British mediums marched on Downing Street last week to deliver a 10,000-name petition demanding that the government shelve plans to repeal the Fraudulent Mediums Act of 1951.
This act allows for the prosecution of any medium, clairvoyant or spiritualist who use trickery in attempt to deceive and make money from such a deception. However, the act recognizes and protects “genuine” mediums.
Despite extensive research into the paranormal, there is no scientific evidence to support the claims of mediums. This makes the identification of a “genuine” medium somewhat problematic. Only the most blatant examples of fraud have been prosecuted under the act. There have been six prosecutions between 1980 and 1995, five of them successful.
The Fraudulent Mediums Act was introduced by Thomas Brooks MP, himself a spiritualist, as a private member’s bill. Spiritualists lobbied extensively for the act during its passage through Parliament. It repealed the Witchcraft Act of 1735, which held all acts of divination, foretelling, communicating with spirits or casting of spells to be fraudulent and punishable by fines or imprisonment.
The Rise of Unreason in the UK
This proposed change in legislation comes at a time when the United Kingdom is seeing a rise in superstition. Fifty percent of the population reportedly believes in psychic phenomena. Psychic mailing shots netted 40 million pounds (US$80 million) last year. Internet and phone based readings are big business. A typical 40-minute consultation over the phone can cost 80 pounds ($160)
Last year, an e-petition on the Downing Street Web site called for changes to the Fraudulent Mediums Act to make prosecutions easier, observing, “There are increasingly more TV shows and live acts where people claiming to be mediums and psychics prey on vulnerable people who have lost loved ones.”
This petition received only 365 signatures.
With the repeal of the Fraudulent Mediums Act, there will no longer be any legislation to specifically prosecute mediums, fake or otherwise. But it will also remove any special protection in law from “genuine” mediums. Hence, dissatisfied customers could take civil action against a medium who failed to provide services as advertised. This would put mediums in the same boat as any other service provider in the U.K.
Fear of Legal Attack
David McEntee-Taylor, head of the Spiritual Workers Association (SWA), which organized last week’s protest, told the London Independent, “What we have here is a fundamental attack on our right to practice our religion.”
“We fear this will end up with one of us in court in front of a judge,” he added.

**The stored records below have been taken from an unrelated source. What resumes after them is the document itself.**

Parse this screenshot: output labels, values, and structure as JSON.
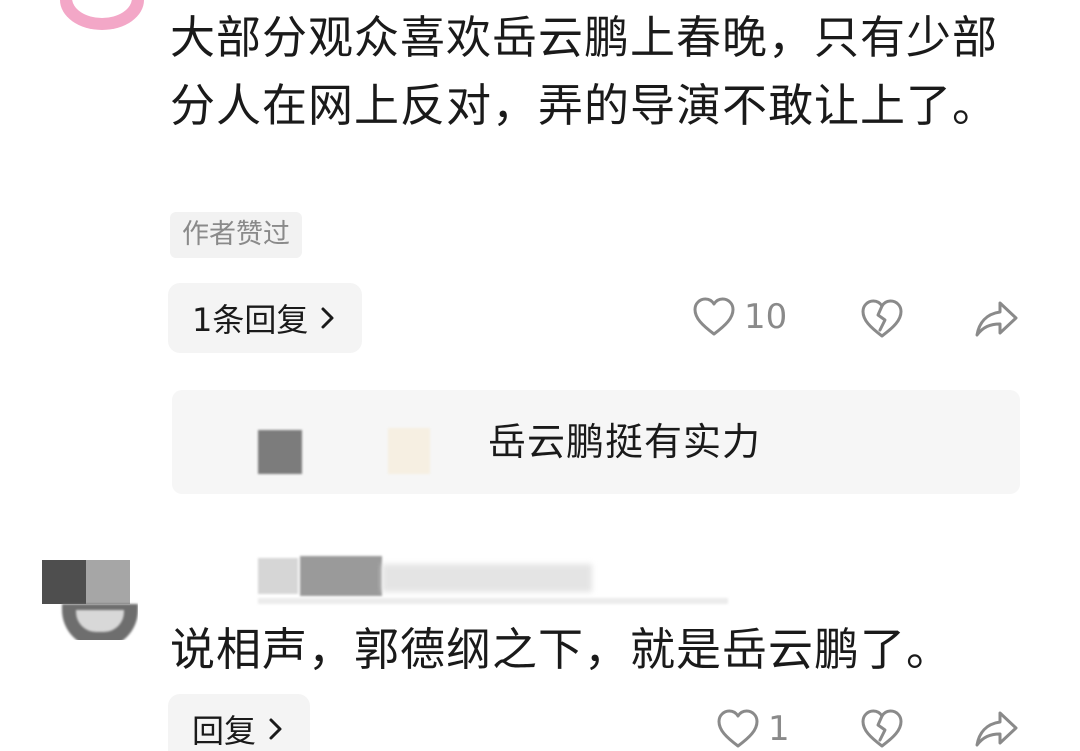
{
  "comment1": {
    "text": "大部分观众喜欢岳云鹏上春晚，只有少部分人在网上反对，弄的导演不敢让上了。",
    "author_badge": "作者赞过",
    "reply_label": "1条回复",
    "like_count": "10"
  },
  "subreply": {
    "text": "岳云鹏挺有实力"
  },
  "comment2": {
    "text": "说相声，郭德纲之下，就是岳云鹏了。",
    "reply_label": "回复",
    "like_count": "1"
  },
  "icons": {
    "like": "heart-outline-icon",
    "dislike": "broken-heart-icon",
    "share": "share-arrow-icon",
    "expand": "chevron-right-icon"
  },
  "colors": {
    "text": "#1a1a1a",
    "muted": "#8a8a8a",
    "pill_bg": "#f4f4f4",
    "avatar_pink": "#f3a7c7"
  }
}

However, this is not the view of all mediums in the U.K. The long-established Spiritualists’ National Union (SNU), from which the SWA recently split, is backing the changes. SNU spokesman Minister Steven Upton said, “We are quite happy with the Act being repealed. We have no problems with the new legislation and think it will be good news for spiritualists.”
Lawyers have advised that mediums can avoid the problem of having to prove their psychic abilities in court by describing their services as entertainment or even scientific experiments. But true believers are not happy about doing this.
All this prompts the obvious question: Why do genuine mediums need protection from civil action? Can’t they just refuse to meet clients with whom they foresee trouble?